Instructions for the task: Filter the records for lines holding the string "icon".

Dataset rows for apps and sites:

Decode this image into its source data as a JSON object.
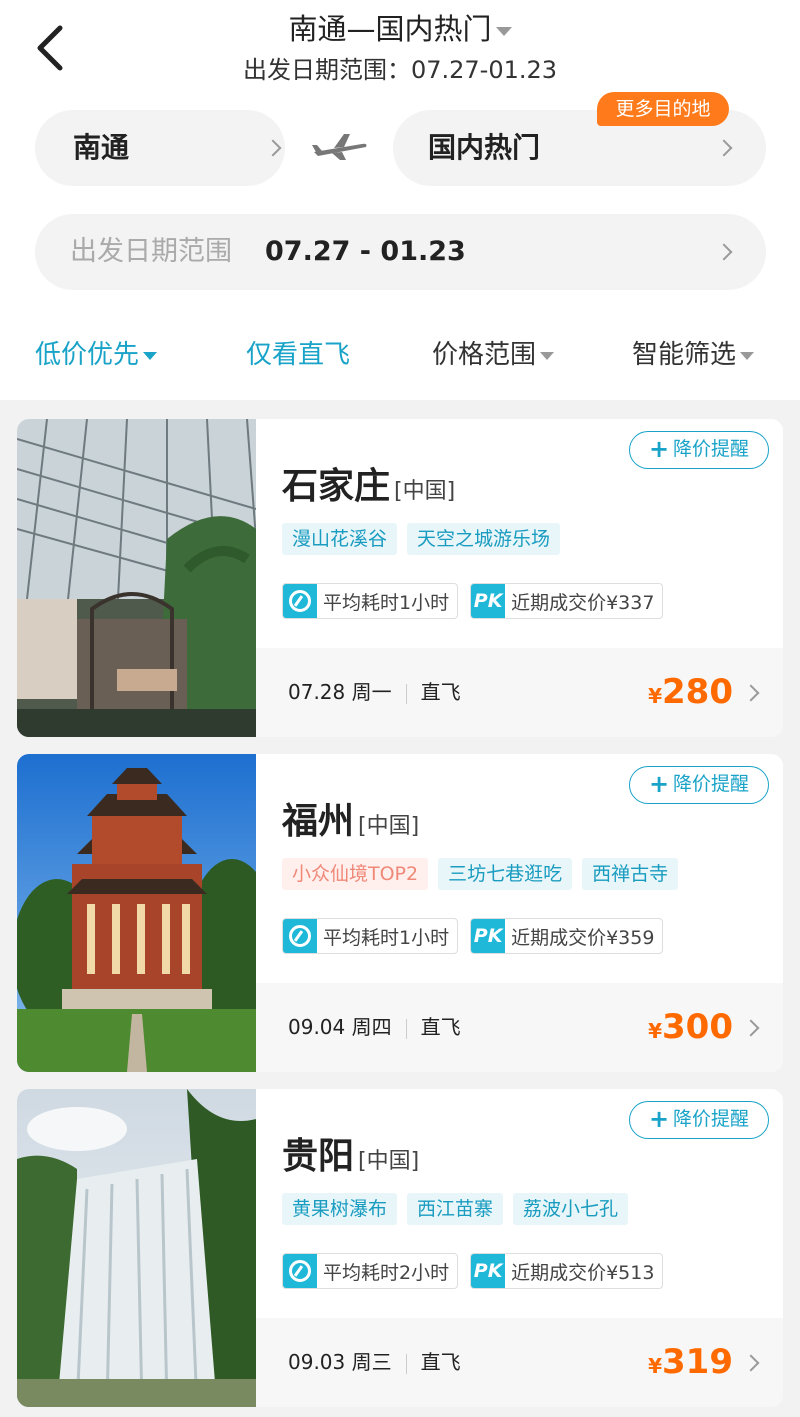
{
  "header": {
    "title": "南通—国内热门",
    "subtitle": "出发日期范围：07.27-01.23"
  },
  "route": {
    "from": "南通",
    "to": "国内热门",
    "more_badge": "更多目的地"
  },
  "date_range": {
    "label": "出发日期范围",
    "value": "07.27 - 01.23"
  },
  "filters": [
    {
      "label": "低价优先",
      "active": true
    },
    {
      "label": "仅看直飞"
    },
    {
      "label": "价格范围"
    },
    {
      "label": "智能筛选"
    }
  ],
  "alert_label": "降价提醒",
  "cards": [
    {
      "city": "石家庄",
      "country": "[中国]",
      "tags": [
        "漫山花溪谷",
        "天空之城游乐场"
      ],
      "duration": "平均耗时1小时",
      "recent_price": "近期成交价¥337",
      "date": "07.28 周一",
      "flight": "直飞",
      "currency": "¥",
      "price": "280"
    },
    {
      "city": "福州",
      "country": "[中国]",
      "tags": [
        "小众仙境TOP2",
        "三坊七巷逛吃",
        "西禅古寺"
      ],
      "duration": "平均耗时1小时",
      "recent_price": "近期成交价¥359",
      "date": "09.04 周四",
      "flight": "直飞",
      "currency": "¥",
      "price": "300"
    },
    {
      "city": "贵阳",
      "country": "[中国]",
      "tags": [
        "黄果树瀑布",
        "西江苗寨",
        "荔波小七孔"
      ],
      "duration": "平均耗时2小时",
      "recent_price": "近期成交价¥513",
      "date": "09.03 周三",
      "flight": "直飞",
      "currency": "¥",
      "price": "319"
    }
  ],
  "colors": {
    "accent": "#1aa3c8",
    "price": "#ff6a00",
    "badge": "#ff7a1a"
  }
}
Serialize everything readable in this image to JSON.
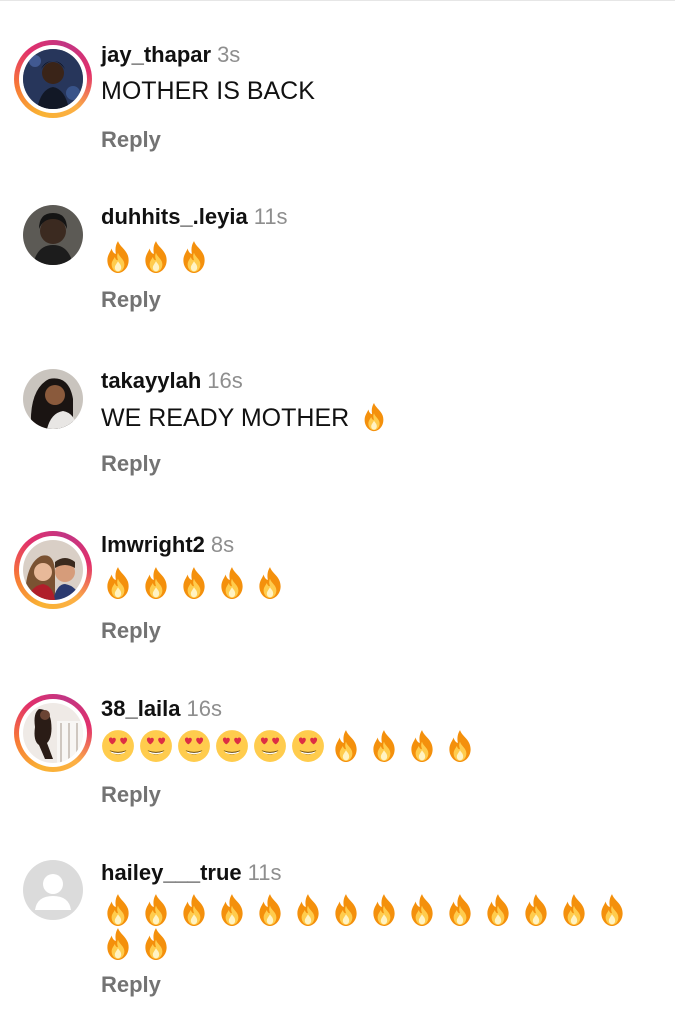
{
  "comments": [
    {
      "username": "jay_thapar",
      "time": "3s",
      "text": "MOTHER IS BACK",
      "emojis": [],
      "reply_label": "Reply",
      "avatar_ring": true
    },
    {
      "username": "duhhits_.leyia",
      "time": "11s",
      "text": "",
      "emojis": [
        "fire",
        "fire",
        "fire"
      ],
      "reply_label": "Reply",
      "avatar_ring": false
    },
    {
      "username": "takayylah",
      "time": "16s",
      "text": "WE READY MOTHER",
      "emojis": [
        "fire"
      ],
      "reply_label": "Reply",
      "avatar_ring": false
    },
    {
      "username": "lmwright2",
      "time": "8s",
      "text": "",
      "emojis": [
        "fire",
        "fire",
        "fire",
        "fire",
        "fire"
      ],
      "reply_label": "Reply",
      "avatar_ring": true
    },
    {
      "username": "38_laila",
      "time": "16s",
      "text": "",
      "emojis": [
        "heart-eyes",
        "heart-eyes",
        "heart-eyes",
        "heart-eyes",
        "heart-eyes",
        "heart-eyes",
        "fire",
        "fire",
        "fire",
        "fire"
      ],
      "reply_label": "Reply",
      "avatar_ring": true
    },
    {
      "username": "hailey___true",
      "time": "11s",
      "text": "",
      "emojis": [
        "fire",
        "fire",
        "fire",
        "fire",
        "fire",
        "fire",
        "fire",
        "fire",
        "fire",
        "fire",
        "fire",
        "fire",
        "fire",
        "fire",
        "fire",
        "fire"
      ],
      "reply_label": "Reply",
      "avatar_ring": false
    }
  ],
  "colors": {
    "username": "#111111",
    "timestamp": "#8e8e8e",
    "reply": "#737373",
    "story_ring_start": "#f9b233",
    "story_ring_end": "#c13584"
  }
}
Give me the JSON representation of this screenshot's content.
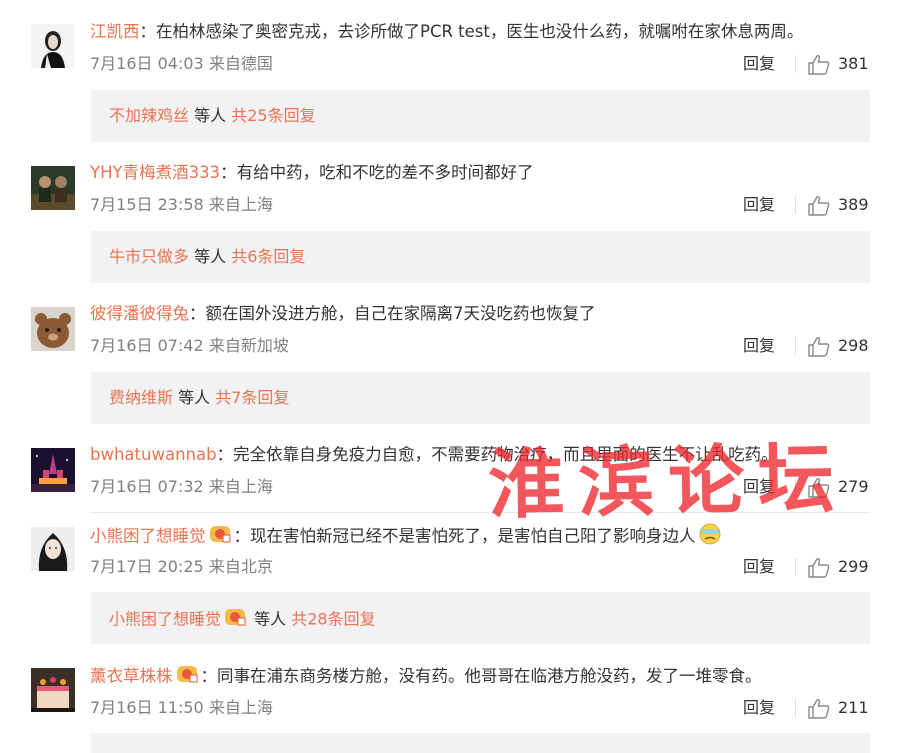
{
  "comments": [
    {
      "user": "江凯西",
      "sep": "：",
      "text": "在柏林感染了奥密克戎，去诊所做了PCR test，医生也没什么药，就嘱咐在家休息两周。",
      "meta": "7月16日 04:03 来自德国",
      "reply_label": "回复",
      "likes": "381",
      "replies": {
        "name": "不加辣鸡丝",
        "deng": "等人",
        "count": "共25条回复"
      }
    },
    {
      "user": "YHY青梅煮酒333",
      "sep": "：",
      "text": "有给中药，吃和不吃的差不多时间都好了",
      "meta": "7月15日 23:58 来自上海",
      "reply_label": "回复",
      "likes": "389",
      "replies": {
        "name": "牛市只做多",
        "deng": "等人",
        "count": "共6条回复"
      }
    },
    {
      "user": "彼得潘彼得兔",
      "sep": "：",
      "text": "额在国外没进方舱，自己在家隔离7天没吃药也恢复了",
      "meta": "7月16日 07:42 来自新加坡",
      "reply_label": "回复",
      "likes": "298",
      "replies": {
        "name": "费纳维斯",
        "deng": "等人",
        "count": "共7条回复"
      }
    },
    {
      "user": "bwhatuwannab",
      "sep": "：",
      "text": "完全依靠自身免疫力自愈，不需要药物治疗，而且里面的医生不让乱吃药。",
      "meta": "7月16日 07:32 来自上海",
      "reply_label": "回复",
      "likes": "279"
    },
    {
      "user": "小熊困了想睡觉",
      "sep": "：",
      "text": "现在害怕新冠已经不是害怕死了，是害怕自己阳了影响身边人",
      "meta": "7月17日 20:25 来自北京",
      "reply_label": "回复",
      "likes": "299",
      "replies": {
        "name": "小熊困了想睡觉",
        "deng": "等人",
        "count": "共28条回复"
      }
    },
    {
      "user": "薰衣草株株",
      "sep": "：",
      "text": "同事在浦东商务楼方舱，没有药。他哥哥在临港方舱没药，发了一堆零食。",
      "meta": "7月16日 11:50 来自上海",
      "reply_label": "回复",
      "likes": "211"
    }
  ],
  "watermark": "淮滨论坛",
  "colors": {
    "username": "#eb7350",
    "reply_bg": "#f2f2f5",
    "meta": "#808080",
    "watermark": "#ee282d"
  }
}
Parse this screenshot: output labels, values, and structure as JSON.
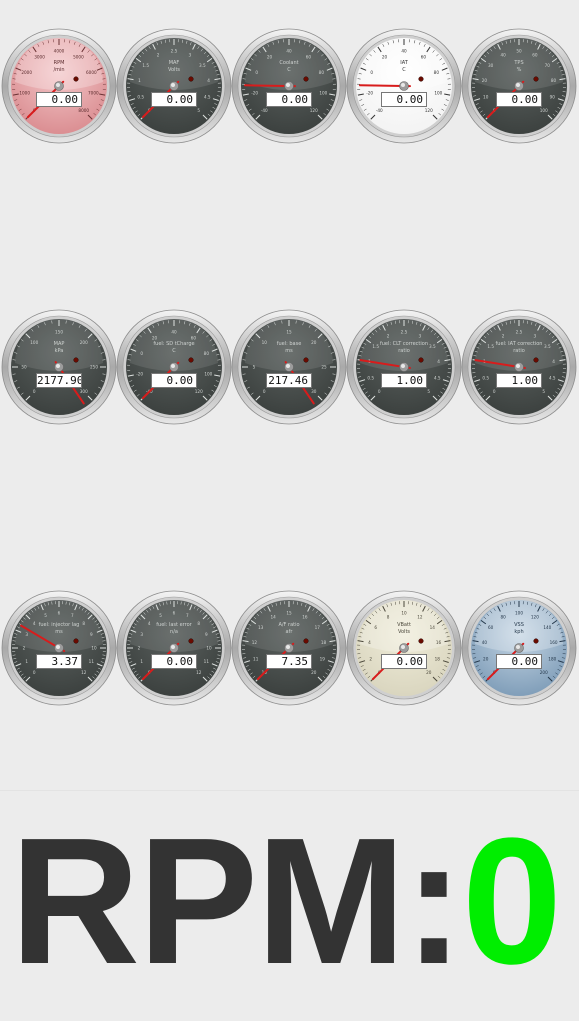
{
  "gauges": [
    {
      "title": "RPM",
      "unit": "/min",
      "value": "0.00",
      "face": "red",
      "ticks": [
        "0",
        "1000",
        "2000",
        "3000",
        "4000",
        "5000",
        "6000",
        "7000",
        "8000"
      ],
      "frac": 0.0
    },
    {
      "title": "MAF",
      "unit": "Volts",
      "value": "0.00",
      "face": "dark",
      "ticks": [
        "0",
        "0.5",
        "1",
        "1.5",
        "2",
        "2.5",
        "3",
        "3.5",
        "4",
        "4.5",
        "5"
      ],
      "frac": 0.0
    },
    {
      "title": "Coolant",
      "unit": "C",
      "value": "0.00",
      "face": "dark",
      "ticks": [
        "-40",
        "-20",
        "0",
        "20",
        "40",
        "60",
        "80",
        "100",
        "120"
      ],
      "frac": 0.17
    },
    {
      "title": "IAT",
      "unit": "C",
      "value": "0.00",
      "face": "white",
      "ticks": [
        "-40",
        "-20",
        "0",
        "20",
        "40",
        "60",
        "80",
        "100",
        "120"
      ],
      "frac": 0.17
    },
    {
      "title": "TPS",
      "unit": "%",
      "value": "0.00",
      "face": "dark",
      "ticks": [
        "0",
        "10",
        "20",
        "30",
        "40",
        "50",
        "60",
        "70",
        "80",
        "90",
        "100"
      ],
      "frac": 0.0
    },
    {
      "title": "MAP",
      "unit": "kPa",
      "value": "2177.90",
      "face": "dark",
      "ticks": [
        "0",
        "50",
        "100",
        "150",
        "200",
        "250",
        "300"
      ],
      "frac": 1.04
    },
    {
      "title": "fuel: SD tCharge",
      "unit": "C",
      "value": "0.00",
      "face": "dark",
      "ticks": [
        "-40",
        "-20",
        "0",
        "20",
        "40",
        "60",
        "80",
        "100",
        "120"
      ],
      "frac": 0.0
    },
    {
      "title": "fuel: base",
      "unit": "ms",
      "value": "217.46",
      "face": "dark",
      "ticks": [
        "0",
        "5",
        "10",
        "15",
        "20",
        "25",
        "30"
      ],
      "frac": 1.04
    },
    {
      "title": "fuel: CLT correction",
      "unit": "ratio",
      "value": "1.00",
      "face": "dark",
      "ticks": [
        "0",
        "0.5",
        "1",
        "1.5",
        "2",
        "2.5",
        "3",
        "3.5",
        "4",
        "4.5",
        "5"
      ],
      "frac": 0.2
    },
    {
      "title": "fuel: IAT correction",
      "unit": "ratio",
      "value": "1.00",
      "face": "dark",
      "ticks": [
        "0",
        "0.5",
        "1",
        "1.5",
        "2",
        "2.5",
        "3",
        "3.5",
        "4",
        "4.5",
        "5"
      ],
      "frac": 0.2
    },
    {
      "title": "fuel: injector lag",
      "unit": "ms",
      "value": "3.37",
      "face": "dark",
      "ticks": [
        "0",
        "1",
        "2",
        "3",
        "4",
        "5",
        "6",
        "7",
        "8",
        "9",
        "10",
        "11",
        "12"
      ],
      "frac": 0.28
    },
    {
      "title": "fuel: last error",
      "unit": "n/a",
      "value": "0.00",
      "face": "dark",
      "ticks": [
        "0",
        "1",
        "2",
        "3",
        "4",
        "5",
        "6",
        "7",
        "8",
        "9",
        "10",
        "11",
        "12"
      ],
      "frac": 0.0
    },
    {
      "title": "A/F ratio",
      "unit": "afr",
      "value": "7.35",
      "face": "dark",
      "ticks": [
        "10",
        "11",
        "12",
        "13",
        "14",
        "15",
        "16",
        "17",
        "18",
        "19",
        "20"
      ],
      "frac": 0.0
    },
    {
      "title": "VBatt",
      "unit": "Volts",
      "value": "0.00",
      "face": "beige",
      "ticks": [
        "0",
        "2",
        "4",
        "6",
        "8",
        "10",
        "12",
        "14",
        "16",
        "18",
        "20"
      ],
      "frac": 0.0
    },
    {
      "title": "VSS",
      "unit": "kph",
      "value": "0.00",
      "face": "blue",
      "ticks": [
        "0",
        "20",
        "40",
        "60",
        "80",
        "100",
        "120",
        "140",
        "160",
        "180",
        "200"
      ],
      "frac": 0.0
    }
  ],
  "rpm": {
    "label": "RPM:",
    "value": "0"
  },
  "colors": {
    "needle": "#d81c1c",
    "rpm_value": "#00ee00",
    "rpm_label": "#333333",
    "led": "#6a0b00"
  }
}
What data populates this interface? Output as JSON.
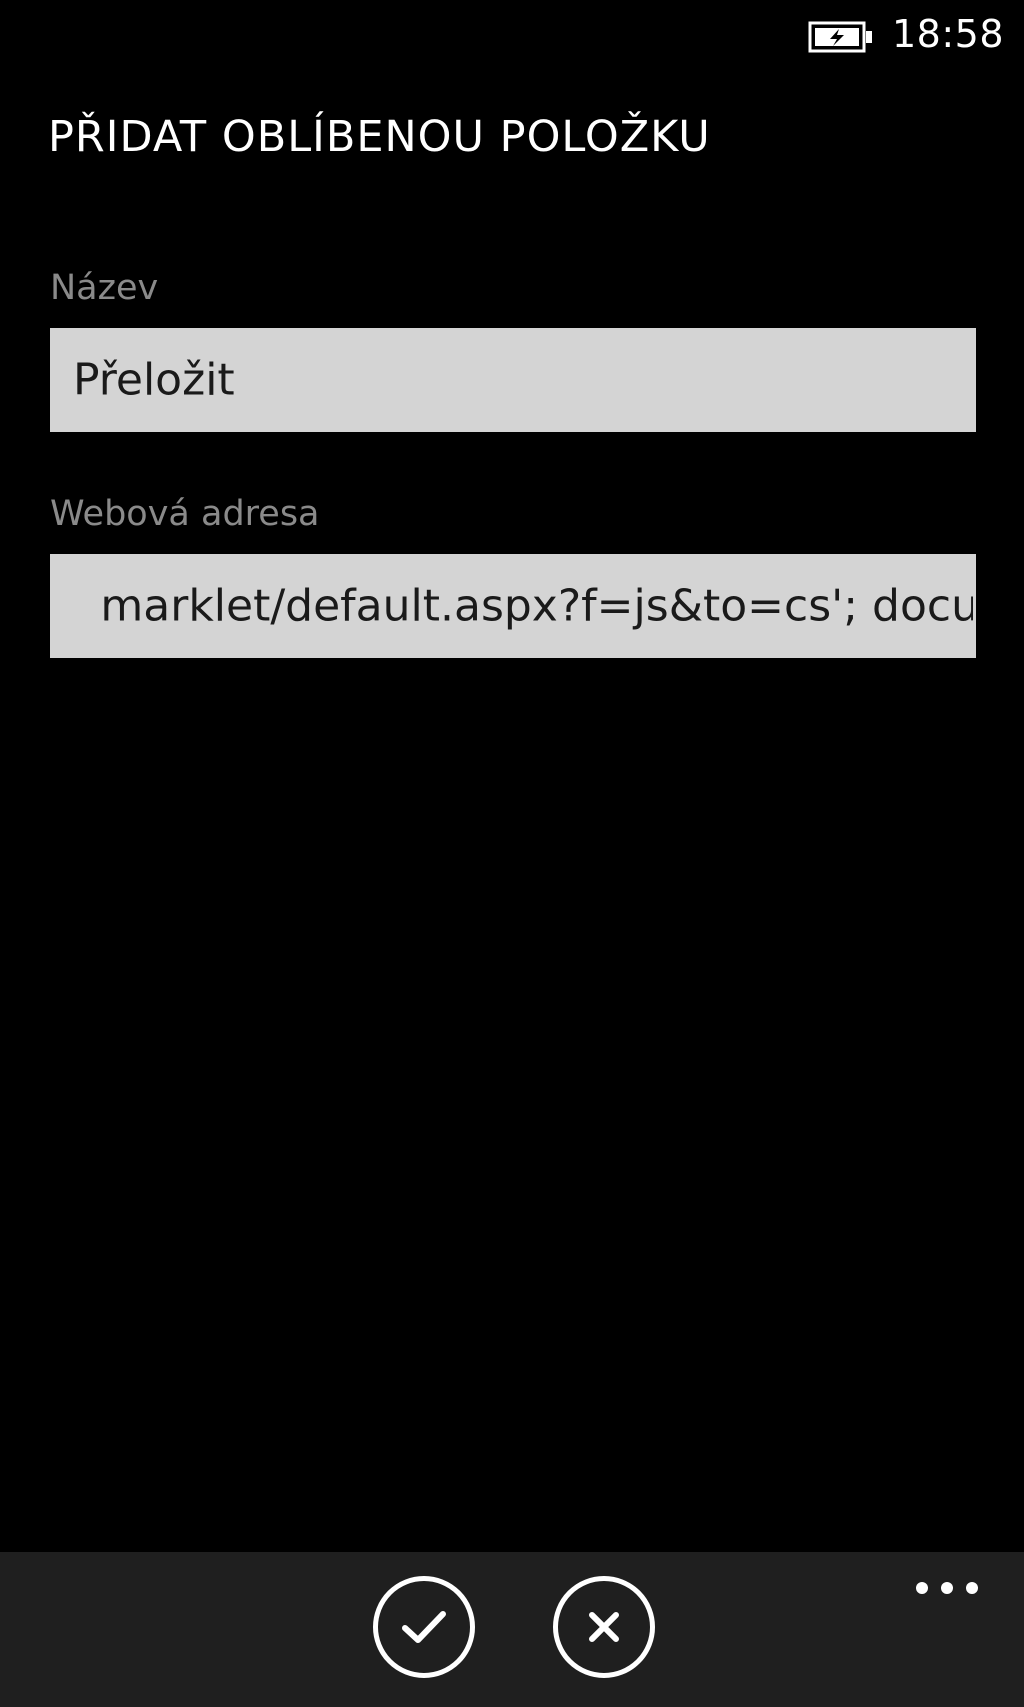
{
  "status_bar": {
    "time": "18:58",
    "battery_icon": "battery-charging-icon"
  },
  "page": {
    "title": "PŘIDAT OBLÍBENOU POLOŽKU"
  },
  "form": {
    "name": {
      "label": "Název",
      "value": "Přeložit"
    },
    "url": {
      "label": "Webová adresa",
      "value": "marklet/default.aspx?f=js&to=cs'; docu"
    }
  },
  "app_bar": {
    "buttons": [
      {
        "icon": "check-icon"
      },
      {
        "icon": "close-icon"
      }
    ],
    "more_icon": "more-dots-icon"
  },
  "colors": {
    "background": "#000000",
    "input_background": "#d4d4d4",
    "label": "#8a8a8a",
    "app_bar": "#1f1f1f",
    "foreground": "#ffffff"
  }
}
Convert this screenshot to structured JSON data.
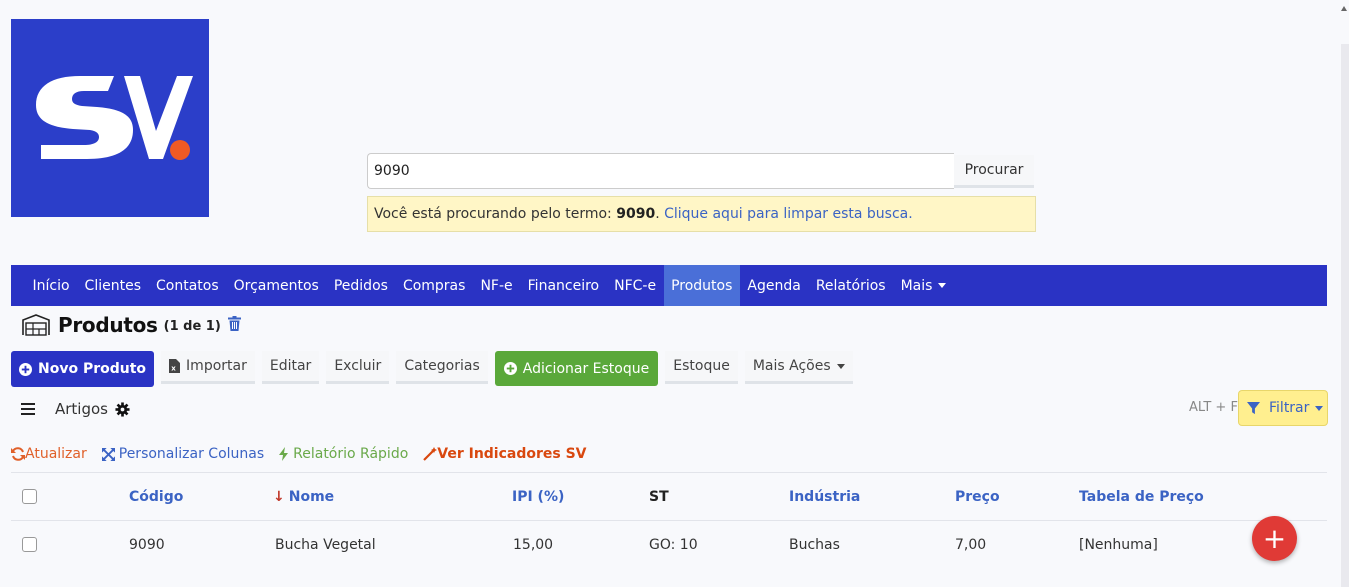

Solution to this problem:
    "battery_icon": "battery-charging-icon"
        "icon": "check-icon"
        "icon": "close-icon"
    "more_icon": "more-dots-icon"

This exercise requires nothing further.